- [Work required]: Please return the listing below word for word, minus its pictures.

- [Records shown]:

==================================================

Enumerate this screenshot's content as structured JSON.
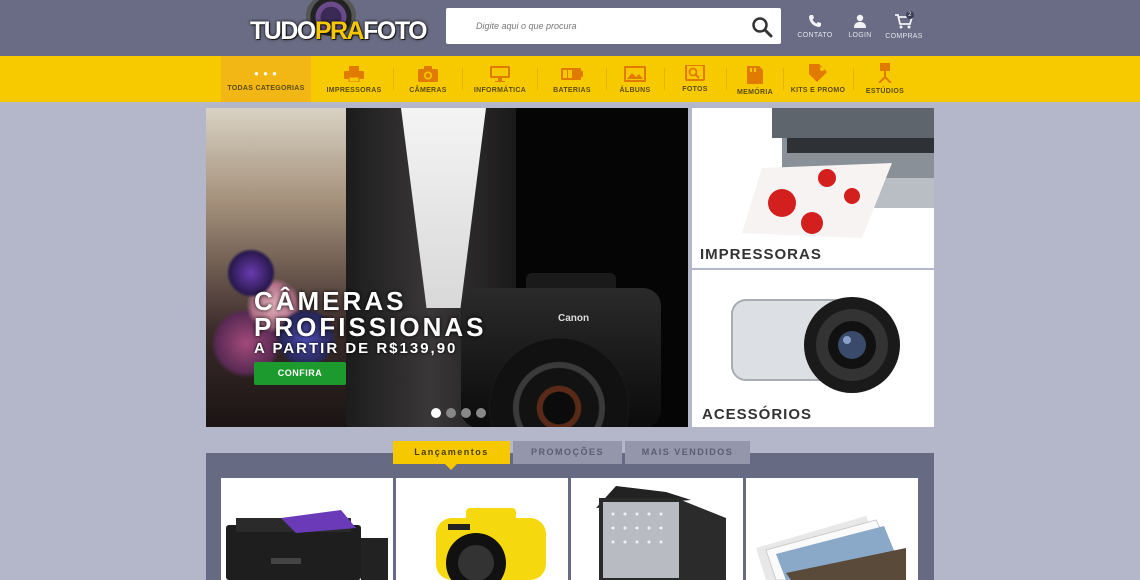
{
  "header": {
    "logo": {
      "part1": "TUDO",
      "part2": "PRA",
      "part3": "FOTO"
    },
    "search": {
      "placeholder": "Digite aqui o que procura",
      "value": ""
    },
    "links": [
      {
        "label": "CONTATO",
        "icon": "phone-icon"
      },
      {
        "label": "LOGIN",
        "icon": "user-icon"
      },
      {
        "label": "COMPRAS",
        "icon": "cart-icon",
        "badge": "2"
      }
    ]
  },
  "categories": [
    {
      "label": "TODAS CATEGORIAS",
      "icon": "dots-icon",
      "active": true
    },
    {
      "label": "IMPRESSORAS",
      "icon": "printer-icon"
    },
    {
      "label": "CÂMERAS",
      "icon": "camera-icon"
    },
    {
      "label": "INFORMÁTICA",
      "icon": "monitor-icon"
    },
    {
      "label": "BATERIAS",
      "icon": "battery-icon"
    },
    {
      "label": "ÁLBUNS",
      "icon": "album-icon"
    },
    {
      "label": "FOTOS",
      "icon": "photos-icon"
    },
    {
      "label": "MEMÓRIA",
      "icon": "memory-card-icon"
    },
    {
      "label": "KITS E PROMO",
      "icon": "tag-icon"
    },
    {
      "label": "ESTÚDIOS",
      "icon": "studio-light-icon"
    }
  ],
  "hero": {
    "title_line1": "CÂMERAS",
    "title_line2": "PROFISSIONAS",
    "subtitle": "A PARTIR DE R$139,90",
    "button": "CONFIRA",
    "camera_brand": "Canon",
    "slides": 4,
    "active_slide": 1
  },
  "side_banners": [
    {
      "label": "IMPRESSORAS"
    },
    {
      "label": "ACESSÓRIOS"
    }
  ],
  "tabs": [
    {
      "label": "Lançamentos",
      "active": true
    },
    {
      "label": "PROMOÇÕES",
      "active": false
    },
    {
      "label": "MAIS VENDIDOS",
      "active": false
    }
  ],
  "products": [
    {
      "name": "printer-product"
    },
    {
      "name": "camera-product"
    },
    {
      "name": "studio-light-product"
    },
    {
      "name": "photo-prints-product"
    }
  ],
  "colors": {
    "header_bg": "#696c84",
    "nav_bg": "#f7ca00",
    "page_bg": "#b4b7c9",
    "cta_green": "#1d9a2e"
  }
}
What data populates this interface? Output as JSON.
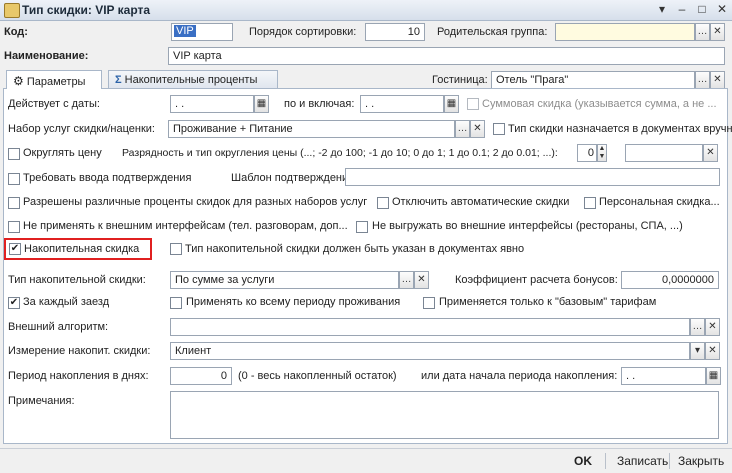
{
  "window": {
    "title": "Тип скидки: VIP карта",
    "controls": {
      "menu": "▾",
      "minimize": "–",
      "maximize": "□",
      "close": "✕"
    }
  },
  "header": {
    "code_label": "Код:",
    "code_value": "VIP",
    "sort_label": "Порядок сортировки:",
    "sort_value": "10",
    "parent_label": "Родительская группа:",
    "parent_value": "",
    "name_label": "Наименование:",
    "name_value": "VIP карта"
  },
  "tabs": [
    {
      "label": "Параметры",
      "icon": "gear-icon"
    },
    {
      "label": "Накопительные проценты",
      "icon": "sigma-icon"
    }
  ],
  "hotel": {
    "label": "Гостиница:",
    "value": "Отель \"Прага\""
  },
  "params": {
    "from_label": "Действует с даты:",
    "from_value": " .  .",
    "to_label": "по и включая:",
    "to_value": " .  .",
    "sum_discount_label": "Суммовая скидка (указывается сумма, а не ...",
    "services_label": "Набор услуг скидки/наценки:",
    "services_value": "Проживание + Питание",
    "type_in_docs_label": "Тип скидки назначается в документах вручную",
    "round_price_label": "Округлять цену",
    "rounding_label": "Разрядность и тип округления цены (...; -2 до 100; -1 до 10; 0 до 1; 1 до 0.1; 2 до 0.01; ...):",
    "rounding_value": "0",
    "require_confirm_label": "Требовать ввода подтверждения",
    "confirm_template_label": "Шаблон подтверждения:",
    "diff_percents_label": "Разрешены различные проценты скидок для разных наборов услуг",
    "disable_auto_label": "Отключить автоматические скидки",
    "personal_label": "Персональная скидка...",
    "no_external_label": "Не применять к внешним интерфейсам (тел. разговорам, доп...",
    "no_unload_label": "Не выгружать во внешние интерфейсы (рестораны, СПА, ...)",
    "cumulative_label": "Накопительная скидка",
    "cumulative_checked": true,
    "cumulative_type_in_docs_label": "Тип накопительной скидки должен быть указан в документах явно",
    "cum_type_label": "Тип накопительной скидки:",
    "cum_type_value": "По сумме за услуги",
    "bonus_coef_label": "Коэффициент расчета бонусов:",
    "bonus_coef_value": "0,0000000",
    "each_stay_label": "За каждый заезд",
    "each_stay_checked": true,
    "whole_period_label": "Применять ко всему периоду проживания",
    "base_rates_label": "Применяется только к \"базовым\" тарифам",
    "ext_algo_label": "Внешний алгоритм:",
    "ext_algo_value": "",
    "dimension_label": "Измерение накопит. скидки:",
    "dimension_value": "Клиент",
    "period_days_label": "Период накопления в днях:",
    "period_days_value": "0",
    "period_note": "(0 - весь накопленный остаток)",
    "period_start_label": "или дата начала периода накопления:",
    "period_start_value": " .  .",
    "notes_label": "Примечания:",
    "notes_value": ""
  },
  "footer": {
    "ok": "OK",
    "save": "Записать",
    "close": "Закрыть"
  }
}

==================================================

- [Output of the exercise]:
Enumerate this screenshot's content as structured JSON.
{
  "header": {
    "logo": {
      "part1": "TUDO",
      "part2": "PRA",
      "part3": "FOTO"
    },
    "search": {
      "placeholder": "Digite aqui o que procura",
      "value": ""
    },
    "links": [
      {
        "label": "CONTATO",
        "icon": "phone-icon"
      },
      {
        "label": "LOGIN",
        "icon": "user-icon"
      },
      {
        "label": "COMPRAS",
        "icon": "cart-icon",
        "badge": "2"
      }
    ]
  },
  "categories": [
    {
      "label": "TODAS CATEGORIAS",
      "icon": "dots-icon",
      "active": true
    },
    {
      "label": "IMPRESSORAS",
      "icon": "printer-icon"
    },
    {
      "label": "CÂMERAS",
      "icon": "camera-icon"
    },
    {
      "label": "INFORMÁTICA",
      "icon": "monitor-icon"
    },
    {
      "label": "BATERIAS",
      "icon": "battery-icon"
    },
    {
      "label": "ÁLBUNS",
      "icon": "album-icon"
    },
    {
      "label": "FOTOS",
      "icon": "photos-icon"
    },
    {
      "label": "MEMÓRIA",
      "icon": "memory-card-icon"
    },
    {
      "label": "KITS E PROMO",
      "icon": "tag-icon"
    },
    {
      "label": "ESTÚDIOS",
      "icon": "studio-light-icon"
    }
  ],
  "hero": {
    "title_line1": "CÂMERAS",
    "title_line2": "PROFISSIONAS",
    "subtitle": "A PARTIR DE R$139,90",
    "button": "CONFIRA",
    "camera_brand": "Canon",
    "slides": 4,
    "active_slide": 1
  },
  "side_banners": [
    {
      "label": "IMPRESSORAS"
    },
    {
      "label": "ACESSÓRIOS"
    }
  ],
  "tabs": [
    {
      "label": "Lançamentos",
      "active": true
    },
    {
      "label": "PROMOÇÕES",
      "active": false
    },
    {
      "label": "MAIS VENDIDOS",
      "active": false
    }
  ],
  "products": [
    {
      "name": "printer-product"
    },
    {
      "name": "camera-product"
    },
    {
      "name": "studio-light-product"
    },
    {
      "name": "photo-prints-product"
    }
  ],
  "colors": {
    "header_bg": "#696c84",
    "nav_bg": "#f7ca00",
    "page_bg": "#b4b7c9",
    "cta_green": "#1d9a2e"
  }
}
What data populates this interface? Output as JSON.
{
  "window": {
    "title": "Тип скидки: VIP карта",
    "controls": {
      "menu": "▾",
      "minimize": "–",
      "maximize": "□",
      "close": "✕"
    }
  },
  "header": {
    "code_label": "Код:",
    "code_value": "VIP",
    "sort_label": "Порядок сортировки:",
    "sort_value": "10",
    "parent_label": "Родительская группа:",
    "parent_value": "",
    "name_label": "Наименование:",
    "name_value": "VIP карта"
  },
  "tabs": [
    {
      "label": "Параметры",
      "icon": "gear-icon"
    },
    {
      "label": "Накопительные проценты",
      "icon": "sigma-icon"
    }
  ],
  "hotel": {
    "label": "Гостиница:",
    "value": "Отель \"Прага\""
  },
  "params": {
    "from_label": "Действует с даты:",
    "from_value": " .  .",
    "to_label": "по и включая:",
    "to_value": " .  .",
    "sum_discount_label": "Суммовая скидка (указывается сумма, а не ...",
    "services_label": "Набор услуг скидки/наценки:",
    "services_value": "Проживание + Питание",
    "type_in_docs_label": "Тип скидки назначается в документах вручную",
    "round_price_label": "Округлять цену",
    "rounding_label": "Разрядность и тип округления цены (...; -2 до 100; -1 до 10; 0 до 1; 1 до 0.1; 2 до 0.01; ...):",
    "rounding_value": "0",
    "require_confirm_label": "Требовать ввода подтверждения",
    "confirm_template_label": "Шаблон подтверждения:",
    "diff_percents_label": "Разрешены различные проценты скидок для разных наборов услуг",
    "disable_auto_label": "Отключить автоматические скидки",
    "personal_label": "Персональная скидка...",
    "no_external_label": "Не применять к внешним интерфейсам (тел. разговорам, доп...",
    "no_unload_label": "Не выгружать во внешние интерфейсы (рестораны, СПА, ...)",
    "cumulative_label": "Накопительная скидка",
    "cumulative_checked": true,
    "cumulative_type_in_docs_label": "Тип накопительной скидки должен быть указан в документах явно",
    "cum_type_label": "Тип накопительной скидки:",
    "cum_type_value": "По сумме за услуги",
    "bonus_coef_label": "Коэффициент расчета бонусов:",
    "bonus_coef_value": "0,0000000",
    "each_stay_label": "За каждый заезд",
    "each_stay_checked": true,
    "whole_period_label": "Применять ко всему периоду проживания",
    "base_rates_label": "Применяется только к \"базовым\" тарифам",
    "ext_algo_label": "Внешний алгоритм:",
    "ext_algo_value": "",
    "dimension_label": "Измерение накопит. скидки:",
    "dimension_value": "Клиент",
    "period_days_label": "Период накопления в днях:",
    "period_days_value": "0",
    "period_note": "(0 - весь накопленный остаток)",
    "period_start_label": "или дата начала периода накопления:",
    "period_start_value": " .  .",
    "notes_label": "Примечания:",
    "notes_value": ""
  },
  "footer": {
    "ok": "OK",
    "save": "Записать",
    "close": "Закрыть"
  }
}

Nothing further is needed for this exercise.